A Maori activist who took a chainsaw to the pine on Maungakiekie or One Tree Hill in Auckland, says he is sympathetic towards those who were upset by its removal.
A grove of native trees is to be planted on the hill 15 years after the lone Monterey Pine had to be removed following chainsaw attacks.
The man who attempted to cut it down, Mike Smith, said the date he did it was significant because it was the anniversary of the signing of the Declaration of Independence.
Mr Smith said a group of activists were looking for a symbolic act that would provide a platform to address the government's fiscal envelope policy - a target to settle all historic Treaty claims for $1 billion.
Mr Smith said after speaking with Tainui kuia, Eva Rickard he decided One Tree Hill and its lone pine would make a good symbol.
Eva Rickard told Mr Smith before the pine tree a large totara stood proudly on top of Maungakiekie, it was known as Te Totara-i-ahua and was planted many years before to commemorate the birth of a chief's son.
The day began early when Mr Smith attempted to take down the reinforced steel bars which protected the pine. He said he knew he had to work quickly as he believed nearby houses would report him to police.
Police turned up halfway through his attempt to fell the tree.
He remembers dozens of police with guns and dogs. Asked whether the dogs got him, he replied "they had a good chew" and he still has the scars today.
Mr Smith said he took the scarf out of one side, then got half-way through the holding wood which would have taken it down before the dogs got him.
He said looking back it probably was not the best attempt to launch the campaign against the fiscal envelope as the message was muddled.
While some did get an opportunity to explain their resistance to the government's Treaty policy much of the coverage was about the tree.
Mr Smith said the Pakeha backlash was not as bad as he had anticipated.
He said for a few years, "I was walking around with my eyes like radars kind of whenever I got into a public situation I'd expect to see some upset Viking charging towards me but funnily enough that didn't really happen."
Mr Smith said he now understood and could sympathise with people who had affection for the tree.
He had heard stories from some about what the tree meant to them including the place where some courted or others who had spread loved one's ashes. He said he had got no comfort from that at all.
The plan to replant the Maungakiekie tihi has come as a results of a decision made by the Tūpuna Maunga o Tāmaki Makaurau Authority, the co-governance entity established to administer Maungakiekie and 13 other Tūpuna Maunga.

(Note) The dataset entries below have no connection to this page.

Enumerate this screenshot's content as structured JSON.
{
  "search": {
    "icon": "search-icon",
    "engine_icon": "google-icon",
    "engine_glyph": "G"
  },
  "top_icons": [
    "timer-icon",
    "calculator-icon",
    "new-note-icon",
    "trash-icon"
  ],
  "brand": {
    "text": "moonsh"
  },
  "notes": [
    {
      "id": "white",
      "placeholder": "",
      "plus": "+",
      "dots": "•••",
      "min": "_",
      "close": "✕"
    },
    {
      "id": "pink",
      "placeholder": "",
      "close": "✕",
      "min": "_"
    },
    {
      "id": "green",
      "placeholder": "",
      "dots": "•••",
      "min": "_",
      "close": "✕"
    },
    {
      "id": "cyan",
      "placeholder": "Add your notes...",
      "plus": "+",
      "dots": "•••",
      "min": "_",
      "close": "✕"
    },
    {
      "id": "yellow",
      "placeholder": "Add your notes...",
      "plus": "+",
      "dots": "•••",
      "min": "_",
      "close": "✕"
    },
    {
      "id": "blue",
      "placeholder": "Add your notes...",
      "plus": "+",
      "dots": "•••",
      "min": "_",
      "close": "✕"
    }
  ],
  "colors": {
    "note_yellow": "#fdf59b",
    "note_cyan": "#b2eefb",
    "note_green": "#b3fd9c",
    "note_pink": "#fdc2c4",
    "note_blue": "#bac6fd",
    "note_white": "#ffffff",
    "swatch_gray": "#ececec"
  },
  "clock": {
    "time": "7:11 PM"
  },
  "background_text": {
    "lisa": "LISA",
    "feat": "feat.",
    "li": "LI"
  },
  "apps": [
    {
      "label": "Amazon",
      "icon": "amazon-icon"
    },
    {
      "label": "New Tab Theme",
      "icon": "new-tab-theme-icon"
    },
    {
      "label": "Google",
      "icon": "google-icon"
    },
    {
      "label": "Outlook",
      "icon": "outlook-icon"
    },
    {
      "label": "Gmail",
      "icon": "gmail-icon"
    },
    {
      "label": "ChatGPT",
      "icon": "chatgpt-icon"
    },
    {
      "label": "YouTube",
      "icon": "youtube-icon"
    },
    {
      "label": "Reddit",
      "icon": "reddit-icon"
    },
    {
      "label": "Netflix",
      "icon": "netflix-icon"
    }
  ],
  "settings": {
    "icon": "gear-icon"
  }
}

While a collection of native trees will be planted, over the course of several years, and overseen by aborists, a process of selection will see the stronger trees emerge and eventually a single pohutukawa or tōtara should stand at the top of the hill.